====== Records for the exercise

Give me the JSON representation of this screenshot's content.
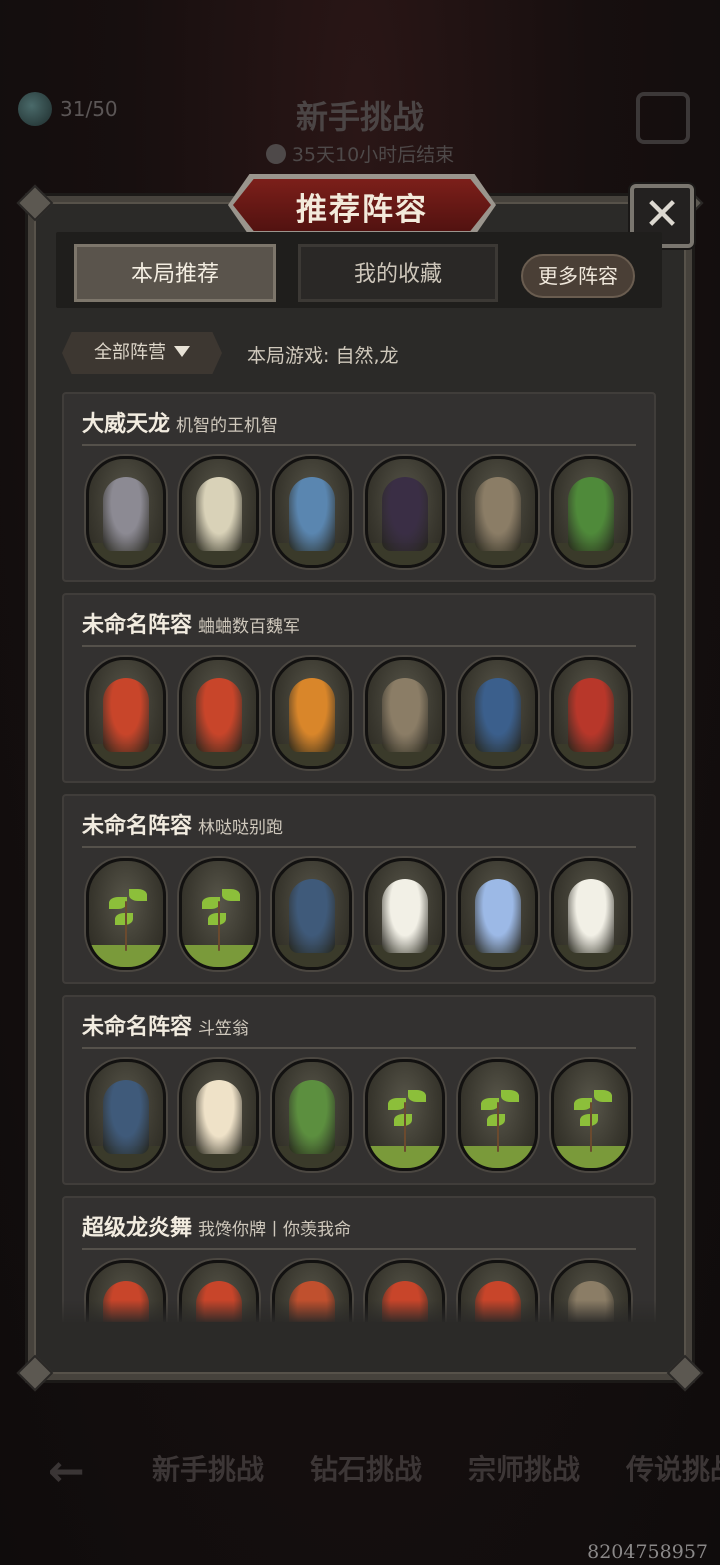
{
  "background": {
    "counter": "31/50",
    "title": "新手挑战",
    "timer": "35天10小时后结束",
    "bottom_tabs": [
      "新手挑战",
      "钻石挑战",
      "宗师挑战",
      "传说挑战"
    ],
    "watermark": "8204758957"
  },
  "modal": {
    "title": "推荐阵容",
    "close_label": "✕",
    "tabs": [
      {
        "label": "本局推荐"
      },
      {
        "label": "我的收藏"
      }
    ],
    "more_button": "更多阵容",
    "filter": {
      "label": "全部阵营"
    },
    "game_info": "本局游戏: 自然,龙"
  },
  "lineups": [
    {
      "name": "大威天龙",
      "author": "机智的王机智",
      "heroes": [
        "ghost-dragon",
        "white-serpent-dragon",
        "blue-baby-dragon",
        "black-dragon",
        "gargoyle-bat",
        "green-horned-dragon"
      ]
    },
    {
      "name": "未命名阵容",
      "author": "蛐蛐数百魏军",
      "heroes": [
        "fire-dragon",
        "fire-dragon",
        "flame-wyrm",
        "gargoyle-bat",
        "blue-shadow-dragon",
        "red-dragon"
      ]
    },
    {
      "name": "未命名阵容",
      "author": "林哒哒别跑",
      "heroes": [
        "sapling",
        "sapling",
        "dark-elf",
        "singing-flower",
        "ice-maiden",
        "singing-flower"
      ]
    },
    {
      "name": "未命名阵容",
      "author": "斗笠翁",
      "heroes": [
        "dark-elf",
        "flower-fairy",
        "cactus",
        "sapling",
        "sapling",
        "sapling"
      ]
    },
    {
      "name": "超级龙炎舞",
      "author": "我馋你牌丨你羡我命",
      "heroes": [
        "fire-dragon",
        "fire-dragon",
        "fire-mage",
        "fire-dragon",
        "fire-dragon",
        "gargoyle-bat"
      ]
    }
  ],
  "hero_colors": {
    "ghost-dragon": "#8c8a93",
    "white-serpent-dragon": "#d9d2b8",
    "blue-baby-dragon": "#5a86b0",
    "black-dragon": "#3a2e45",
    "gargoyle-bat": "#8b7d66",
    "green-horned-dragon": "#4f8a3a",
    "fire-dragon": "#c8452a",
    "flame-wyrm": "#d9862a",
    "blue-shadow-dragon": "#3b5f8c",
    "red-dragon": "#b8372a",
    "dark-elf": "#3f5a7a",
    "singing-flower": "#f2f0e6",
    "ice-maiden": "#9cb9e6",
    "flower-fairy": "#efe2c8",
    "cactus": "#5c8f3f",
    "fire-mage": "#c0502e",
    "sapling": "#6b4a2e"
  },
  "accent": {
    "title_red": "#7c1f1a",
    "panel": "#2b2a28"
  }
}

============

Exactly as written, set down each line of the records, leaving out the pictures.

Give me the JSON representation of this screenshot's content.
{
  "background": {
    "counter": "31/50",
    "title": "新手挑战",
    "timer": "35天10小时后结束",
    "bottom_tabs": [
      "新手挑战",
      "钻石挑战",
      "宗师挑战",
      "传说挑战"
    ],
    "watermark": "8204758957"
  },
  "modal": {
    "title": "推荐阵容",
    "close_label": "✕",
    "tabs": [
      {
        "label": "本局推荐"
      },
      {
        "label": "我的收藏"
      }
    ],
    "more_button": "更多阵容",
    "filter": {
      "label": "全部阵营"
    },
    "game_info": "本局游戏: 自然,龙"
  },
  "lineups": [
    {
      "name": "大威天龙",
      "author": "机智的王机智",
      "heroes": [
        "ghost-dragon",
        "white-serpent-dragon",
        "blue-baby-dragon",
        "black-dragon",
        "gargoyle-bat",
        "green-horned-dragon"
      ]
    },
    {
      "name": "未命名阵容",
      "author": "蛐蛐数百魏军",
      "heroes": [
        "fire-dragon",
        "fire-dragon",
        "flame-wyrm",
        "gargoyle-bat",
        "blue-shadow-dragon",
        "red-dragon"
      ]
    },
    {
      "name": "未命名阵容",
      "author": "林哒哒别跑",
      "heroes": [
        "sapling",
        "sapling",
        "dark-elf",
        "singing-flower",
        "ice-maiden",
        "singing-flower"
      ]
    },
    {
      "name": "未命名阵容",
      "author": "斗笠翁",
      "heroes": [
        "dark-elf",
        "flower-fairy",
        "cactus",
        "sapling",
        "sapling",
        "sapling"
      ]
    },
    {
      "name": "超级龙炎舞",
      "author": "我馋你牌丨你羡我命",
      "heroes": [
        "fire-dragon",
        "fire-dragon",
        "fire-mage",
        "fire-dragon",
        "fire-dragon",
        "gargoyle-bat"
      ]
    }
  ],
  "hero_colors": {
    "ghost-dragon": "#8c8a93",
    "white-serpent-dragon": "#d9d2b8",
    "blue-baby-dragon": "#5a86b0",
    "black-dragon": "#3a2e45",
    "gargoyle-bat": "#8b7d66",
    "green-horned-dragon": "#4f8a3a",
    "fire-dragon": "#c8452a",
    "flame-wyrm": "#d9862a",
    "blue-shadow-dragon": "#3b5f8c",
    "red-dragon": "#b8372a",
    "dark-elf": "#3f5a7a",
    "singing-flower": "#f2f0e6",
    "ice-maiden": "#9cb9e6",
    "flower-fairy": "#efe2c8",
    "cactus": "#5c8f3f",
    "fire-mage": "#c0502e",
    "sapling": "#6b4a2e"
  },
  "accent": {
    "title_red": "#7c1f1a",
    "panel": "#2b2a28"
  }
}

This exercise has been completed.